Is the story of the Gulf oil spill over? Not by a long shot. Does the Gulf—one of the most productive ecosystems on Earth—still need your help? As a scientist and someone who cares about the region, I can say: Absolutely.
Last April, just before the one-year anniversary of the BP Deepwater Horizon oil spill, I traveled to New Orleans to serve on an expert panel charged with identifying science-based priorities for long-term restoration of the Gulf of Mexico. The panel was filled with oceanographers, ecologists, marine engineers, fisheries biologists, sociologists, biogeochemists and more—all brought together to review the science, debate the implications for restoring the Gulf, and write a comprehensive report that has been recently released by the Pew Environment Group.

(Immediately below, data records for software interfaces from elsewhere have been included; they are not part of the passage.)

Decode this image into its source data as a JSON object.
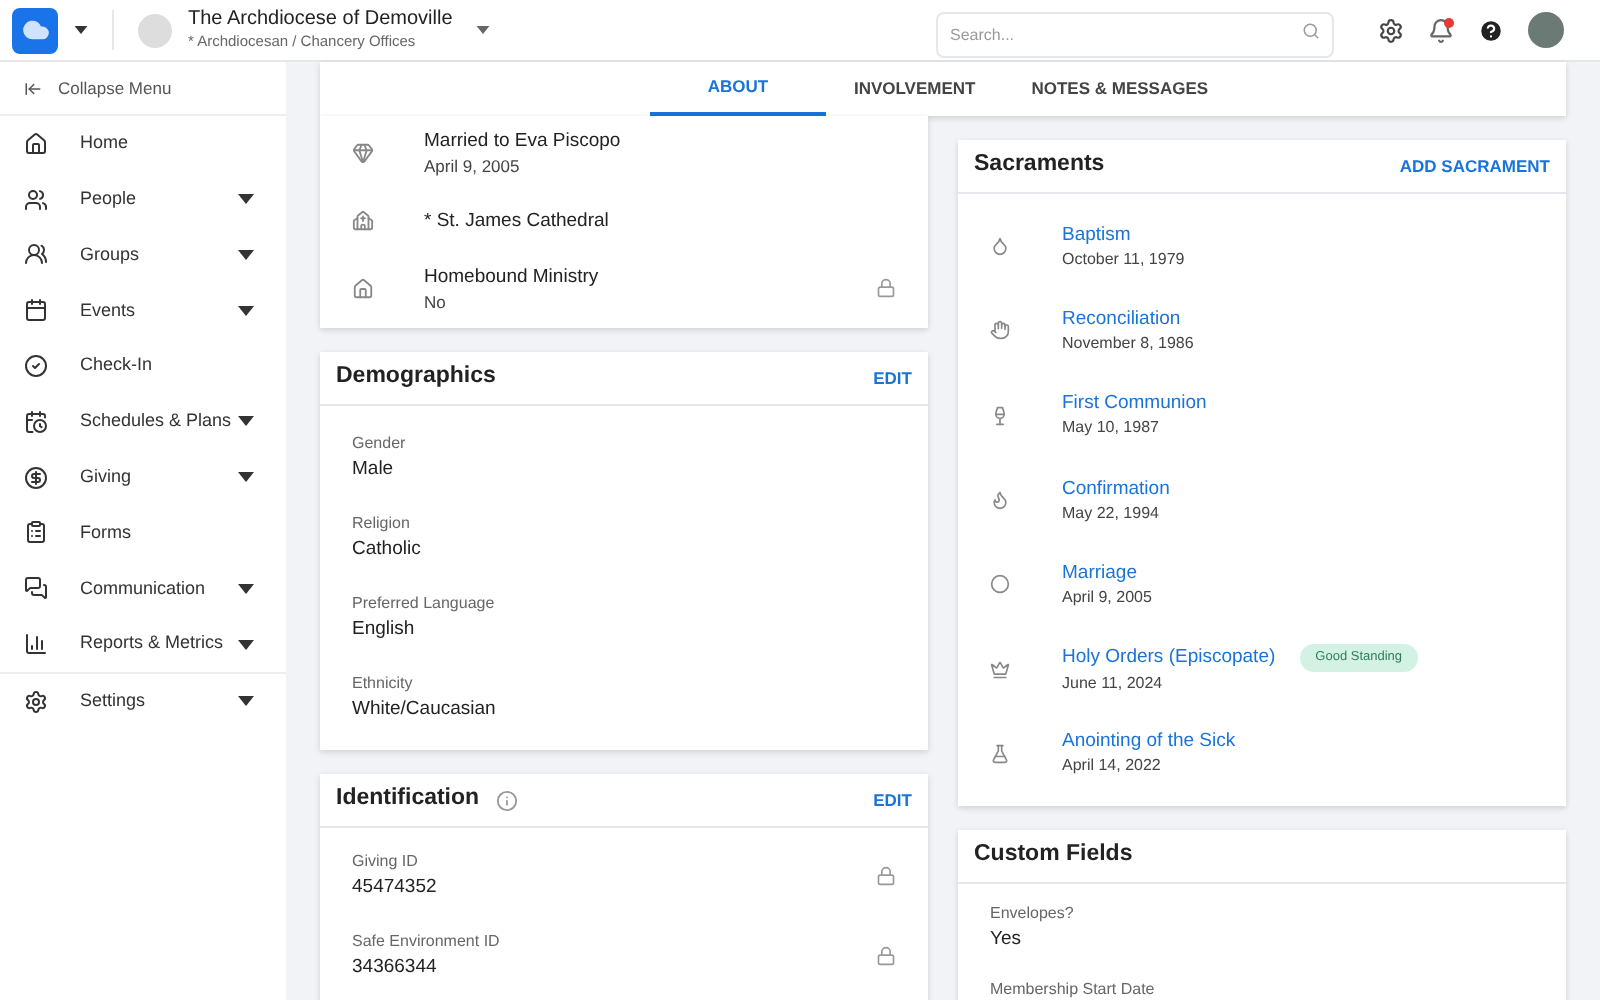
{
  "header": {
    "org_name": "The Archdiocese of Demoville",
    "org_subtitle": "* Archdiocesan / Chancery Offices",
    "search": {
      "placeholder": "Search..."
    },
    "has_notification": true
  },
  "sidebar": {
    "collapse_label": "Collapse Menu",
    "items": [
      {
        "label": "Home",
        "expandable": false
      },
      {
        "label": "People",
        "expandable": true
      },
      {
        "label": "Groups",
        "expandable": true
      },
      {
        "label": "Events",
        "expandable": true
      },
      {
        "label": "Check-In",
        "expandable": false
      },
      {
        "label": "Schedules & Plans",
        "expandable": true
      },
      {
        "label": "Giving",
        "expandable": true
      },
      {
        "label": "Forms",
        "expandable": false
      },
      {
        "label": "Communication",
        "expandable": true
      },
      {
        "label": "Reports & Metrics",
        "expandable": true
      }
    ],
    "footer_items": [
      {
        "label": "Settings",
        "expandable": true
      }
    ]
  },
  "tabs": [
    {
      "label": "ABOUT",
      "selected": true
    },
    {
      "label": "INVOLVEMENT",
      "selected": false
    },
    {
      "label": "NOTES & MESSAGES",
      "selected": false
    }
  ],
  "about_items": [
    {
      "title": "Married to Eva Piscopo",
      "detail": "April 9, 2005",
      "locked": false
    },
    {
      "title": "* St. James Cathedral",
      "locked": false
    },
    {
      "title": "Homebound Ministry",
      "detail": "No",
      "locked": true
    }
  ],
  "demographics": {
    "title": "Demographics",
    "action": "EDIT",
    "fields": [
      {
        "label": "Gender",
        "value": "Male"
      },
      {
        "label": "Religion",
        "value": "Catholic"
      },
      {
        "label": "Preferred Language",
        "value": "English"
      },
      {
        "label": "Ethnicity",
        "value": "White/Caucasian"
      }
    ]
  },
  "identification": {
    "title": "Identification",
    "action": "EDIT",
    "fields": [
      {
        "label": "Giving ID",
        "value": "45474352",
        "locked": true
      },
      {
        "label": "Safe Environment ID",
        "value": "34366344",
        "locked": true
      }
    ]
  },
  "sacraments": {
    "title": "Sacraments",
    "action": "ADD SACRAMENT",
    "items": [
      {
        "name": "Baptism",
        "date": "October 11, 1979"
      },
      {
        "name": "Reconciliation",
        "date": "November 8, 1986"
      },
      {
        "name": "First Communion",
        "date": "May 10, 1987"
      },
      {
        "name": "Confirmation",
        "date": "May 22, 1994"
      },
      {
        "name": "Marriage",
        "date": "April 9, 2005"
      },
      {
        "name": "Holy Orders (Episcopate)",
        "date": "June 11, 2024",
        "badge": "Good Standing"
      },
      {
        "name": "Anointing of the Sick",
        "date": "April 14, 2022"
      }
    ]
  },
  "custom_fields": {
    "title": "Custom Fields",
    "fields": [
      {
        "label": "Envelopes?",
        "value": "Yes"
      },
      {
        "label": "Membership Start Date"
      }
    ]
  }
}
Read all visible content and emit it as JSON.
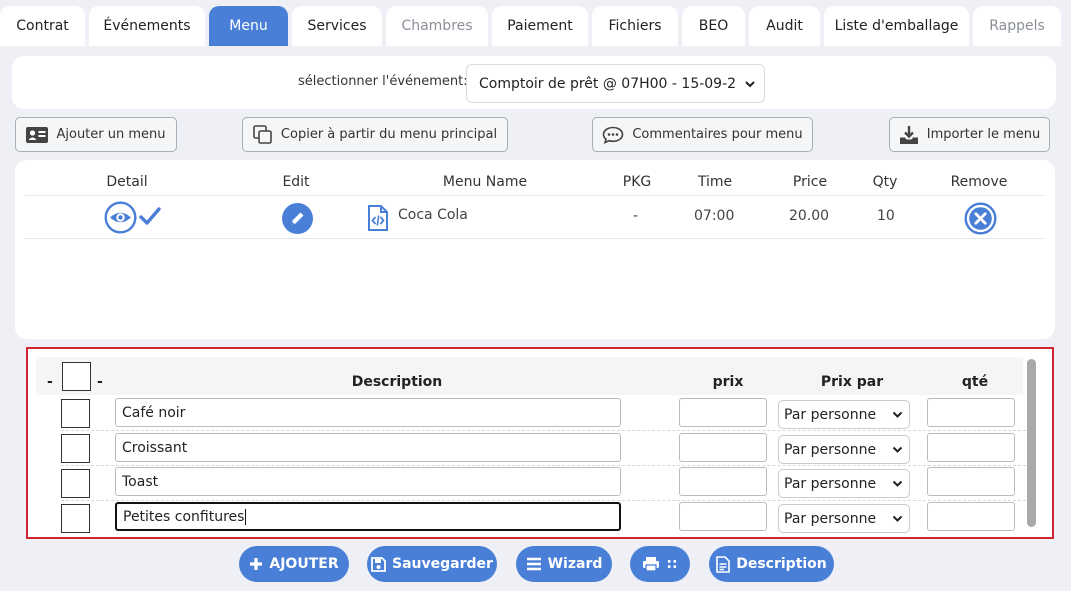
{
  "tabs": [
    {
      "label": "Contrat",
      "state": "normal"
    },
    {
      "label": "Événements",
      "state": "normal"
    },
    {
      "label": "Menu",
      "state": "active"
    },
    {
      "label": "Services",
      "state": "normal"
    },
    {
      "label": "Chambres",
      "state": "muted"
    },
    {
      "label": "Paiement",
      "state": "normal"
    },
    {
      "label": "Fichiers",
      "state": "normal"
    },
    {
      "label": "BEO",
      "state": "normal"
    },
    {
      "label": "Audit",
      "state": "normal"
    },
    {
      "label": "Liste d'emballage",
      "state": "normal"
    },
    {
      "label": "Rappels",
      "state": "muted"
    }
  ],
  "event": {
    "label": "sélectionner l'événement:",
    "selected": "Comptoir de prêt @ 07H00 - 15-09-2"
  },
  "actions": {
    "add_menu": "Ajouter un menu",
    "copy_main": "Copier à partir du menu principal",
    "comments": "Commentaires pour menu",
    "import": "Importer le menu"
  },
  "menu_table": {
    "headers": {
      "detail": "Detail",
      "edit": "Edit",
      "name": "Menu Name",
      "pkg": "PKG",
      "time": "Time",
      "price": "Price",
      "qty": "Qty",
      "remove": "Remove"
    },
    "rows": [
      {
        "name": "Coca Cola",
        "pkg": "-",
        "time": "07:00",
        "price": "20.00",
        "qty": "10"
      }
    ]
  },
  "items_table": {
    "headers": {
      "dash_left": "-",
      "dash_right": "-",
      "description": "Description",
      "price": "prix",
      "price_per": "Prix par",
      "qty": "qté"
    },
    "rows": [
      {
        "description": "Café noir",
        "price": "",
        "price_per": "Par personne",
        "qty": ""
      },
      {
        "description": "Croissant",
        "price": "",
        "price_per": "Par personne",
        "qty": ""
      },
      {
        "description": "Toast",
        "price": "",
        "price_per": "Par personne",
        "qty": ""
      },
      {
        "description": "Petites confitures",
        "price": "",
        "price_per": "Par personne",
        "qty": "",
        "focused": true
      }
    ]
  },
  "bottom_buttons": {
    "add": "AJOUTER",
    "save": "Sauvegarder",
    "wizard": "Wizard",
    "print": "::",
    "description": "Description"
  },
  "colors": {
    "accent": "#4a7fd8",
    "highlight_border": "#d1262f",
    "page_bg": "#eef0f5"
  }
}
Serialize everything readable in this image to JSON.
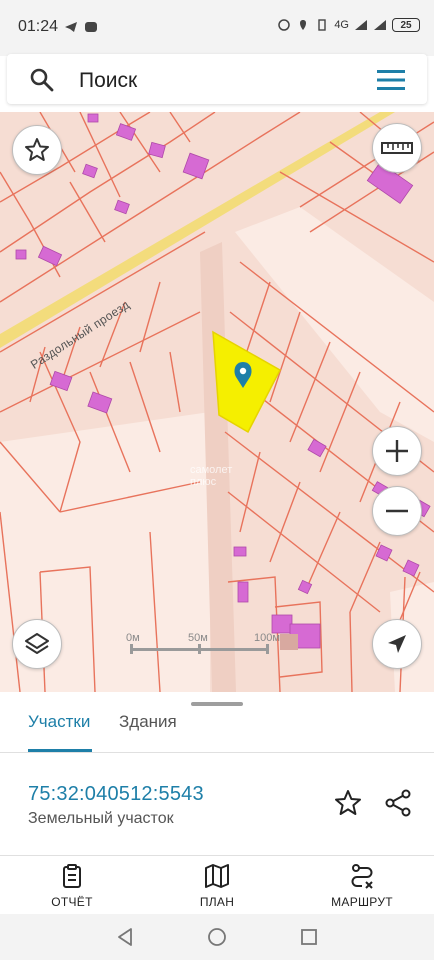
{
  "status_bar": {
    "time": "01:24",
    "battery": "25",
    "network": "4G"
  },
  "search": {
    "placeholder": "Поиск"
  },
  "map": {
    "road_label": "Раздольный проезд",
    "watermark_line1": "самолет",
    "watermark_line2": "плюс",
    "scale": [
      "0м",
      "50м",
      "100м"
    ],
    "parcel_color": "#f5ef00",
    "marker_color": "#1e7fa8",
    "building_color": "#d66ad3",
    "boundary_color": "#e8735c",
    "road_color": "#f3dc7c"
  },
  "tabs": [
    {
      "label": "Участки",
      "active": true
    },
    {
      "label": "Здания",
      "active": false
    }
  ],
  "parcel": {
    "cadastral_number": "75:32:040512:5543",
    "type": "Земельный участок"
  },
  "actions": [
    {
      "label": "ОТЧЁТ",
      "icon": "report-icon"
    },
    {
      "label": "ПЛАН",
      "icon": "map-plan-icon"
    },
    {
      "label": "МАРШРУТ",
      "icon": "route-icon"
    }
  ],
  "colors": {
    "accent": "#1e7fa8"
  }
}
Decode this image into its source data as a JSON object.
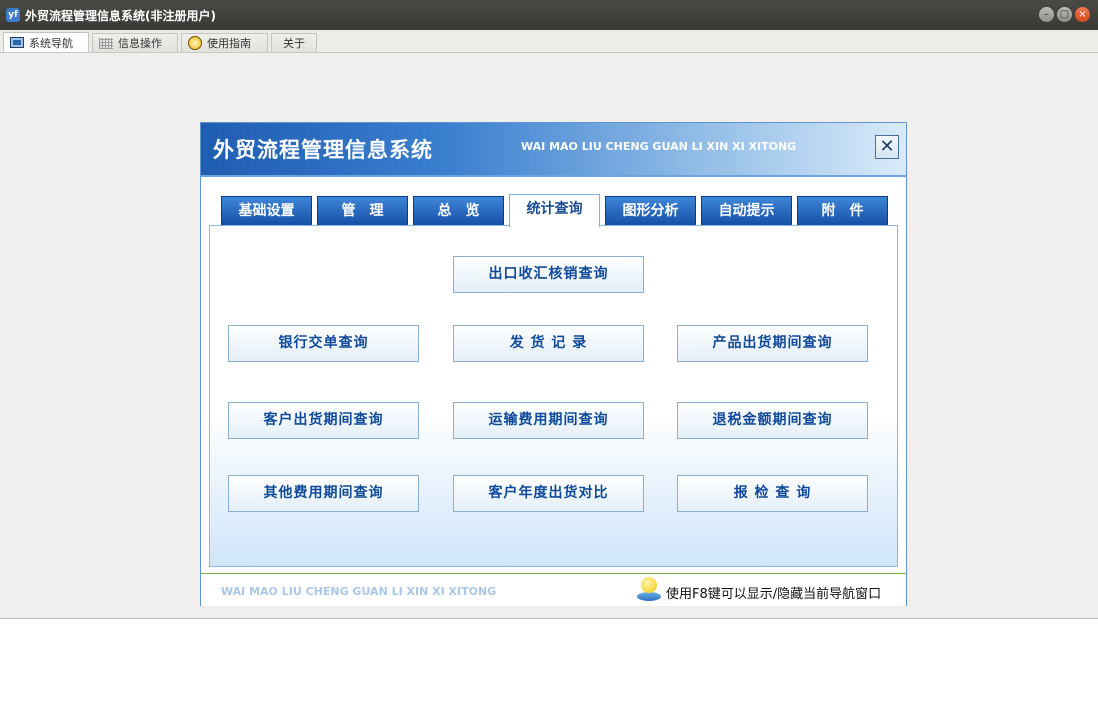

However, I gained the clearest insight into what still needs to be done—and why—when I went out for dinner at one of New Orleans many oyster houses. I was meeting Cindy Brown, The Nature Conservancy’s Gulf of Mexico program director and a New Orleans native.
I ordered oysters, anticipating a platter of Louisiana’s finest, only to learn that the oysters had actually been brought in from Texas. Then Cindy ordered chicken. As much as she loved Louisiana seafood, she said, she wasn’t going to eat it on a regular basis until she could be more confident that there weren’t any lingering health risks from the oil spill.
I realized then and there that long-term restoration of the Gulf of Mexico was about far more than just cleaning up the oil. It also had to be about rebuilding the oyster, shrimp and other Gulf fisheries, and about restoring people’s confidence that they could once again count on the Gulf to provide safe food, good jobs and other benefits of nature.
My fellow Gulf experts agree. Our report lays out three overarching priorities for restoring the Gulf of Mexico:
- Assess and repair damage from the Deepwater Horizon spill and other stresses on the Gulf;
- Protect existing habitats and populations; and
- Integrate sustainable human use with ecological processes in the Gulf of Mexico.